Search the records below for "structured"; copy each line that has it.
[Opening Listed records section]
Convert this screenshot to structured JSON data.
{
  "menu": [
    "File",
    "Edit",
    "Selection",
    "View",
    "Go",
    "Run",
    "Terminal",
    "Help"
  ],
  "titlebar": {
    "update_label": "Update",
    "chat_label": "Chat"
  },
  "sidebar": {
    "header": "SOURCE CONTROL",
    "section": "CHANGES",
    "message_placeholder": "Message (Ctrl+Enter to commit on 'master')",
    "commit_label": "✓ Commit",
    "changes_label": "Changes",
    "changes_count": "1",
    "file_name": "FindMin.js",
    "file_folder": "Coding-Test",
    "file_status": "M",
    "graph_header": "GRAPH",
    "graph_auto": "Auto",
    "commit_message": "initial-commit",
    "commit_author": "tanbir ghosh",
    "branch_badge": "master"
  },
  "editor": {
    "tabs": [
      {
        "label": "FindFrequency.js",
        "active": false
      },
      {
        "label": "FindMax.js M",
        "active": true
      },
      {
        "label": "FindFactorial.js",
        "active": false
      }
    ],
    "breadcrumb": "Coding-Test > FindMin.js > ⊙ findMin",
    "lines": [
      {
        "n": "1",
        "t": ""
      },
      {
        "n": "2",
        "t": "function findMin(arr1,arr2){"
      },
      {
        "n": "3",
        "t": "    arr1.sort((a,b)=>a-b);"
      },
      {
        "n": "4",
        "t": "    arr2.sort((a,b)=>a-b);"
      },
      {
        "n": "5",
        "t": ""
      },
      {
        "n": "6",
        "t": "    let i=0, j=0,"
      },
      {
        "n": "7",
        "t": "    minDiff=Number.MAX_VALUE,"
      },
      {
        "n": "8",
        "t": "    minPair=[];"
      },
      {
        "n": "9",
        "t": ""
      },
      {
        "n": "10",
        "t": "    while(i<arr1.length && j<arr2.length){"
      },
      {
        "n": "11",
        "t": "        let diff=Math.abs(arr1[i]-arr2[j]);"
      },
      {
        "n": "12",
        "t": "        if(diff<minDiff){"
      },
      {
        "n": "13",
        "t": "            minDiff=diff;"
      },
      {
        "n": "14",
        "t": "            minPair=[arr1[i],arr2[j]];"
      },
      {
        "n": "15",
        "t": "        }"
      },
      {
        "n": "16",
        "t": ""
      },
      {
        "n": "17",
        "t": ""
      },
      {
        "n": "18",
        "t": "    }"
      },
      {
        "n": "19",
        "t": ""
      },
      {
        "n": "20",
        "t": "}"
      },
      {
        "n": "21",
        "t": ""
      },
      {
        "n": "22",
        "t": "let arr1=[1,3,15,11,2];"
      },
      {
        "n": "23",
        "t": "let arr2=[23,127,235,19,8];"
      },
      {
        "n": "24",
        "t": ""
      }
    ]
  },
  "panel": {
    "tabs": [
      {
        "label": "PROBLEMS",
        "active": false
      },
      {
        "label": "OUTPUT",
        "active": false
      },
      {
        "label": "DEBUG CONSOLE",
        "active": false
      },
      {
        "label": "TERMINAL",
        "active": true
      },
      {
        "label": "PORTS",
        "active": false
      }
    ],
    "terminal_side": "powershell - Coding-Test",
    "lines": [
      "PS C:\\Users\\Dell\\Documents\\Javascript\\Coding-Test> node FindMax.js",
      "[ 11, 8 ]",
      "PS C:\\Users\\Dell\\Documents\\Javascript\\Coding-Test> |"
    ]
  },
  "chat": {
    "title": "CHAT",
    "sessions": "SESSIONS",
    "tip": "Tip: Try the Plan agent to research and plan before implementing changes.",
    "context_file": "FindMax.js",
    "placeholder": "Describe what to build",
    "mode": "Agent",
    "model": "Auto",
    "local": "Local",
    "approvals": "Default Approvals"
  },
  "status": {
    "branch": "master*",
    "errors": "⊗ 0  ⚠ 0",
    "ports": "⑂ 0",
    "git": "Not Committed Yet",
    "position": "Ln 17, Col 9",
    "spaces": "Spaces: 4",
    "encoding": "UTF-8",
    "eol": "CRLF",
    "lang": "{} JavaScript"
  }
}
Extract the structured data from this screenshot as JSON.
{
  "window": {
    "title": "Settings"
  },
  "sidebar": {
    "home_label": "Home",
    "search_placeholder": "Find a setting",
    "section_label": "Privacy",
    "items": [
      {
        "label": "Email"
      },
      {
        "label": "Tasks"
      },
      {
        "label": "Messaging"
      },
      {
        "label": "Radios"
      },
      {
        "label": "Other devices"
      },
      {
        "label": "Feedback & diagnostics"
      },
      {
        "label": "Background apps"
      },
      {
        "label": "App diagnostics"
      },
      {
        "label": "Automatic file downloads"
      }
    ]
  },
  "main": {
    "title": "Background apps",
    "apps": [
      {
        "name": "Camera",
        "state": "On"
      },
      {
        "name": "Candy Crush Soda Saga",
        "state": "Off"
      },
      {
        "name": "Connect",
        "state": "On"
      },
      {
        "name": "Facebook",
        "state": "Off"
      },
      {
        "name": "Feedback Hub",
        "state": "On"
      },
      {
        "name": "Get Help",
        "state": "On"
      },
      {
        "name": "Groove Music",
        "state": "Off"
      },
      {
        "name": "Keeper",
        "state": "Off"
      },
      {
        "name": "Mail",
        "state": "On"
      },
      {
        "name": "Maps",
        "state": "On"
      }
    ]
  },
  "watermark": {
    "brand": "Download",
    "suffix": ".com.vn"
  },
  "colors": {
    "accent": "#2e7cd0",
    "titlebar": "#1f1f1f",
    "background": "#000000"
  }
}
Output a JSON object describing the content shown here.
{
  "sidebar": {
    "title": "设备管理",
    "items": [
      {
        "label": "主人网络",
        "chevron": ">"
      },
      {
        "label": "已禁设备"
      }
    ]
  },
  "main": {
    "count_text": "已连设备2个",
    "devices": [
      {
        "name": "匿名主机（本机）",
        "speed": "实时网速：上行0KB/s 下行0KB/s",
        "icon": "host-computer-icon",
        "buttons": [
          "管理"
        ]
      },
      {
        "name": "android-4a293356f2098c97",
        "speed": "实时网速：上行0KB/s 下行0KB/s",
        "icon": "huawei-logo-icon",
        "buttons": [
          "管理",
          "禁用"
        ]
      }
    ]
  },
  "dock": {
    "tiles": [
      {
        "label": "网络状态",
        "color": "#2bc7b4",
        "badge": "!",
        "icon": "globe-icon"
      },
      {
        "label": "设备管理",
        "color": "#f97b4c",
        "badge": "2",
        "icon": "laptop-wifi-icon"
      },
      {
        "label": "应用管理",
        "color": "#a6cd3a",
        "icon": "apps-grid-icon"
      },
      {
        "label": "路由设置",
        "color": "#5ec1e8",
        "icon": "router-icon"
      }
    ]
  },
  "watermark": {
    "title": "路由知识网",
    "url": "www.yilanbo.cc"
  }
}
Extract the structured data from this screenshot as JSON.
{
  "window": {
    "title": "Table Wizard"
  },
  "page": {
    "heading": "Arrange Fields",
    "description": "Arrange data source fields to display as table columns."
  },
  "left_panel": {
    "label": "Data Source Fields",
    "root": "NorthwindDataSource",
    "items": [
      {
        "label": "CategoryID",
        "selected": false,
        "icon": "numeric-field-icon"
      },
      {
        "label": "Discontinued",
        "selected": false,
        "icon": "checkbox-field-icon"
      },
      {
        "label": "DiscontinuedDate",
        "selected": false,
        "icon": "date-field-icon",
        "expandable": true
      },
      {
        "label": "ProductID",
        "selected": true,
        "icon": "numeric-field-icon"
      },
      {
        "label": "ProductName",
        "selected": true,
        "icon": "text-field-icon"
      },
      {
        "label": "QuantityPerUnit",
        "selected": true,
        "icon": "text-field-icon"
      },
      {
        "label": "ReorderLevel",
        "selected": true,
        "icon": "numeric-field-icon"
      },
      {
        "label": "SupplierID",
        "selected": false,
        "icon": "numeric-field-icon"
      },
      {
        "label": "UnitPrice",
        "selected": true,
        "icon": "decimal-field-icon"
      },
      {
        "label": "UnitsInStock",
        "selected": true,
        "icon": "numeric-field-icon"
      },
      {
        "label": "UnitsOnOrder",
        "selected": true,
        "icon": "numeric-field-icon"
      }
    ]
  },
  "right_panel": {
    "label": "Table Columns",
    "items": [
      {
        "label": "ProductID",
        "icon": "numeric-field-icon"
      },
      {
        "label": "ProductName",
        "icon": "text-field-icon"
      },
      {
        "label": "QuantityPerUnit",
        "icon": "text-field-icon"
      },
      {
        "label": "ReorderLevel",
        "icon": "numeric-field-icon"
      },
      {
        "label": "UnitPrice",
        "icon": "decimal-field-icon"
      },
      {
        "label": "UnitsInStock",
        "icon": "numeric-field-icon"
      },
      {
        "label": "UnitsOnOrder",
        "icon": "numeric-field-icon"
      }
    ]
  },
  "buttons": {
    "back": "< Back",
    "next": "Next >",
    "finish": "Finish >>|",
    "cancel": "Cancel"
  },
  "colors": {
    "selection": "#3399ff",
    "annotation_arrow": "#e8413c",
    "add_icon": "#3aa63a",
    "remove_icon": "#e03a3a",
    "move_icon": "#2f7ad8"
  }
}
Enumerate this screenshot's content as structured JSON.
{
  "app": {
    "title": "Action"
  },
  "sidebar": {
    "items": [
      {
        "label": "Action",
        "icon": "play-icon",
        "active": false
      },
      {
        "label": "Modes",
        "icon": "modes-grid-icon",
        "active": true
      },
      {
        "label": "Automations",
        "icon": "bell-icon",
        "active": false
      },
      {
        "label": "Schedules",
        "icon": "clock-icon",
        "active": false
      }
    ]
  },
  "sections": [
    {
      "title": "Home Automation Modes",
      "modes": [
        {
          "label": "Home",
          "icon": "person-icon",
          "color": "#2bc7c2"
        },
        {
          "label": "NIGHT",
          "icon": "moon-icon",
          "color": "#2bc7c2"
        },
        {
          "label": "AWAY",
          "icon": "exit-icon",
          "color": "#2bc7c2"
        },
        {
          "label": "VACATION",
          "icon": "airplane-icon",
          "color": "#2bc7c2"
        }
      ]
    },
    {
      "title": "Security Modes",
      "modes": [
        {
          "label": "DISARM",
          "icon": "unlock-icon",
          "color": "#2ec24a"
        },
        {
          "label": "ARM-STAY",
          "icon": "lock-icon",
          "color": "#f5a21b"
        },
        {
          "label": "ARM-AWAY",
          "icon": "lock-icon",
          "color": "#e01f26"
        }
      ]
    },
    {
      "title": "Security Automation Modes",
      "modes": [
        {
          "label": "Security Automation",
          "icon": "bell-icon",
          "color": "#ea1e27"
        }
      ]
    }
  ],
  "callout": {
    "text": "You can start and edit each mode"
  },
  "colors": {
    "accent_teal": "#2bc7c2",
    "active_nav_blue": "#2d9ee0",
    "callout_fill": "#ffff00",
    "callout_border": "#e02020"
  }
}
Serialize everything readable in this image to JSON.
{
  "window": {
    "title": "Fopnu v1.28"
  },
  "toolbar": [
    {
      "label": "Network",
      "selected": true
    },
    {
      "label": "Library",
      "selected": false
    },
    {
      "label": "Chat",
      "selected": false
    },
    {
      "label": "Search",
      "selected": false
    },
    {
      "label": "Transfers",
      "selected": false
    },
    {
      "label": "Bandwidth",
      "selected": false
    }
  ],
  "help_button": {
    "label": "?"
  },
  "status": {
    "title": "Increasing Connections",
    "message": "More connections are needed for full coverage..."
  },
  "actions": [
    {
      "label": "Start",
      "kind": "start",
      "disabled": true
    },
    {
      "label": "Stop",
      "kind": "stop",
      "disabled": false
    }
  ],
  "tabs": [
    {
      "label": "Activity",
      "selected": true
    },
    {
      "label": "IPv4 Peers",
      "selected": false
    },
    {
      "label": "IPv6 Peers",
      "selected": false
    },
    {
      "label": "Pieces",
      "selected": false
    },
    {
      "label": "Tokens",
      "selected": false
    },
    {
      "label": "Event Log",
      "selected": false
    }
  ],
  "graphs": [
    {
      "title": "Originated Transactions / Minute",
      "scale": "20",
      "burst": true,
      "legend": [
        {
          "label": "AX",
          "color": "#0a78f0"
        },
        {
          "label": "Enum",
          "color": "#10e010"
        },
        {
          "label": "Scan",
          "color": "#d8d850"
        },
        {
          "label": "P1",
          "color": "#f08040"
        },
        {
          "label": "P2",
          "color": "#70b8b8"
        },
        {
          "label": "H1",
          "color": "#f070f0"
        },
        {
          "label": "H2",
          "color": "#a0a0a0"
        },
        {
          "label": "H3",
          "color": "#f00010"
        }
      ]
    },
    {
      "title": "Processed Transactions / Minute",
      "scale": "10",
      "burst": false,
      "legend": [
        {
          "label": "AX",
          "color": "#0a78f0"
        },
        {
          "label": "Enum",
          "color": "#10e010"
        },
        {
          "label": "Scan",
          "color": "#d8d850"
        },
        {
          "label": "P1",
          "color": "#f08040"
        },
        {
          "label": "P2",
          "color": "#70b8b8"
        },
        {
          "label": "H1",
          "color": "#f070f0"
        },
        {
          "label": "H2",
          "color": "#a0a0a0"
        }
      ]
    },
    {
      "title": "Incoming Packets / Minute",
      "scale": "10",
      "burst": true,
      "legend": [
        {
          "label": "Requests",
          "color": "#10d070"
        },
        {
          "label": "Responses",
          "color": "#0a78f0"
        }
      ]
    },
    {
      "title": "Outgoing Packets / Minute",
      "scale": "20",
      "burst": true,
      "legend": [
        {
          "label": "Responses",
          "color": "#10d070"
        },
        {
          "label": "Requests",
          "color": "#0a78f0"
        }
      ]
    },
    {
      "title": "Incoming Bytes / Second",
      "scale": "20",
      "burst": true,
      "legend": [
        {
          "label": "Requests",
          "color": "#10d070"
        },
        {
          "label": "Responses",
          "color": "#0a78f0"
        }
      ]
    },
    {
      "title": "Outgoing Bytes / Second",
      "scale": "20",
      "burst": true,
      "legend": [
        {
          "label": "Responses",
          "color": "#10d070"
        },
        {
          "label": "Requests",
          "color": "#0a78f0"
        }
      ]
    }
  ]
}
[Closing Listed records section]
* **Answer to this task**:
Convert this screenshot to structured JSON data.
Extract the structured data from this screenshot as JSON.
Extract the structured data from this screenshot as JSON.
Enumerate this screenshot's content as structured JSON.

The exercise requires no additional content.